Years ago, I watched a cocky young reporter have a meltdown while covering a major election. The clock was ticking, editors were hovering and he realized, suddenly and sickeningly, that no coursework had prepared him for pressure like this.
He started to cry. Then he started to hyperventilate. It wasn't pretty.
And this was when newspapers were relatively fat and happy, when seats were filled and shareholders were content. Not like now, when executives have sliced and diced newsrooms, leaving only the few, the brave and the very, very tired.
I was thinking about that the other day as I read David Callahan's piece in The Huffington Post, one that analyzed the case of Sari Horwitz - the Washington Post reporter recently suspended for plagiarism that occurred while she was covering the Arizona shootings.
See, Horwitz isn't some young hotshot. She's a Pulitzer Prize winner. And in her apology, Horwitz mentioned the stress of the tight deadlines she was under. But plagiarism? This is ... worrisome.
I don't know Horwitz; I don't know anything about the situation. But I know deadlines. I know that feeling of rising panic and the power it takes to quell it. I still remember how my heart would start beating faster and how I would count backwards to calm myself and slow things down. I know the feeling of how everyone is counting on you and how you better not screw up.
I don't work in a newsroom anymore. I can't even imagine how tough it is today - with staffs that are skeletal and expectations that are still sky-high.

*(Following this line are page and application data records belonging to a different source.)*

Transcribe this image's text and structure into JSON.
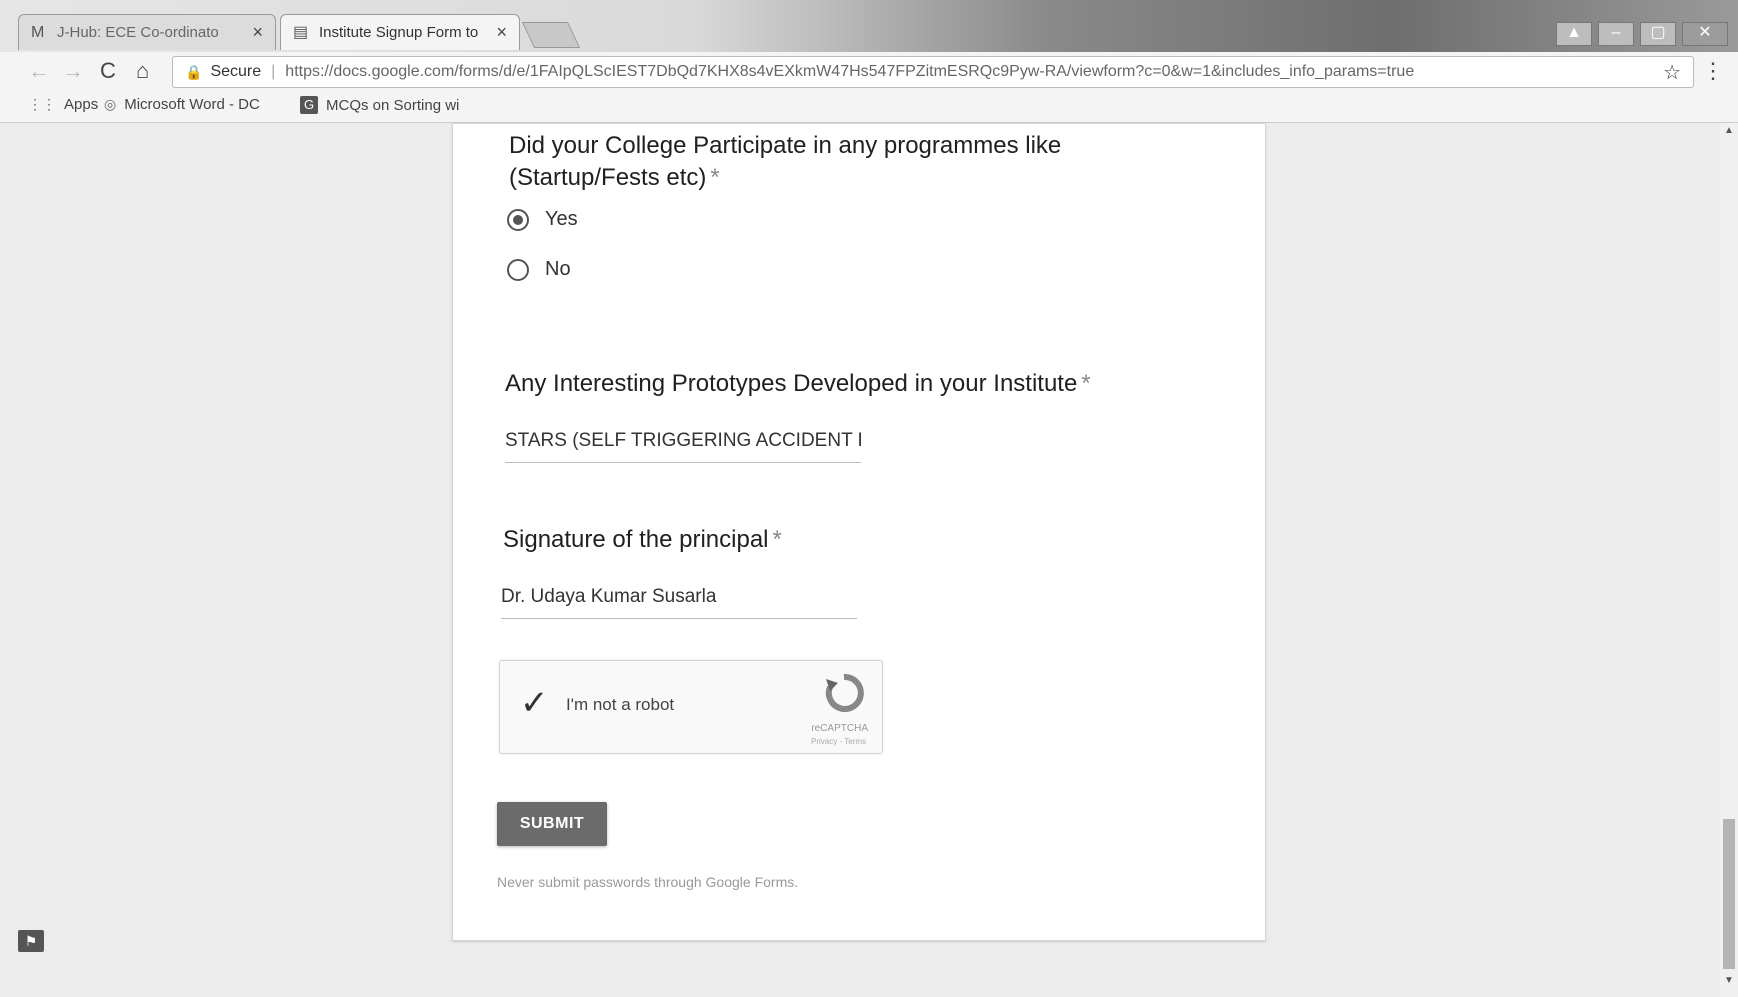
{
  "browser": {
    "tabs": [
      {
        "icon": "gmail-icon",
        "glyph": "M",
        "label": "J-Hub: ECE Co-ordinato",
        "close": "×",
        "active": false
      },
      {
        "icon": "forms-icon",
        "glyph": "▤",
        "label": "Institute Signup Form to",
        "close": "×",
        "active": true
      }
    ],
    "window_buttons": {
      "user": "▲",
      "minimize": "–",
      "maximize": "▢",
      "close": "✕"
    },
    "nav": {
      "back": "←",
      "forward": "→",
      "reload": "C",
      "home": "⌂"
    },
    "address": {
      "secure_label": "Secure",
      "url": "https://docs.google.com/forms/d/e/1FAIpQLScIEST7DbQd7KHX8s4vEXkmW47Hs547FPZitmESRQc9Pyw-RA/viewform?c=0&w=1&includes_info_params=true"
    },
    "bookmarks": [
      {
        "icon": "apps-grid-icon",
        "glyph": "⋮⋮",
        "label": "Apps"
      },
      {
        "icon": "word-doc-icon",
        "glyph": "◎",
        "label": "Microsoft Word - DC"
      },
      {
        "icon": "google-icon",
        "glyph": "G",
        "label": "MCQs on Sorting wi"
      }
    ]
  },
  "form": {
    "q1": {
      "title_line1": "Did your College Participate in any programmes like",
      "title_line2": "(Startup/Fests etc)",
      "required_mark": "*",
      "options": [
        {
          "label": "Yes",
          "selected": true
        },
        {
          "label": "No",
          "selected": false
        }
      ]
    },
    "q2": {
      "title": "Any Interesting Prototypes Developed in your Institute",
      "required_mark": "*",
      "answer": "STARS (SELF TRIGGERING ACCIDENT R"
    },
    "q3": {
      "title": "Signature of the principal",
      "required_mark": "*",
      "answer": "Dr. Udaya Kumar Susarla"
    },
    "captcha": {
      "label": "I'm not a robot",
      "brand": "reCAPTCHA",
      "links": "Privacy - Terms",
      "checked": true
    },
    "submit_label": "SUBMIT",
    "footnote": "Never submit passwords through Google Forms."
  },
  "colors": {
    "submit_bg": "#6b6b6b",
    "page_bg": "#ececec",
    "card_bg": "#ffffff"
  }
}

I would never condone plagiarism, obviously. It's inexcusable. In Death on Deadline, plagiarism and the power of information are a big part of the story. That's fiction, of course. But I have to wonder if the issues caused by tight deadlines and corporate cutting might just be bleeding into real life.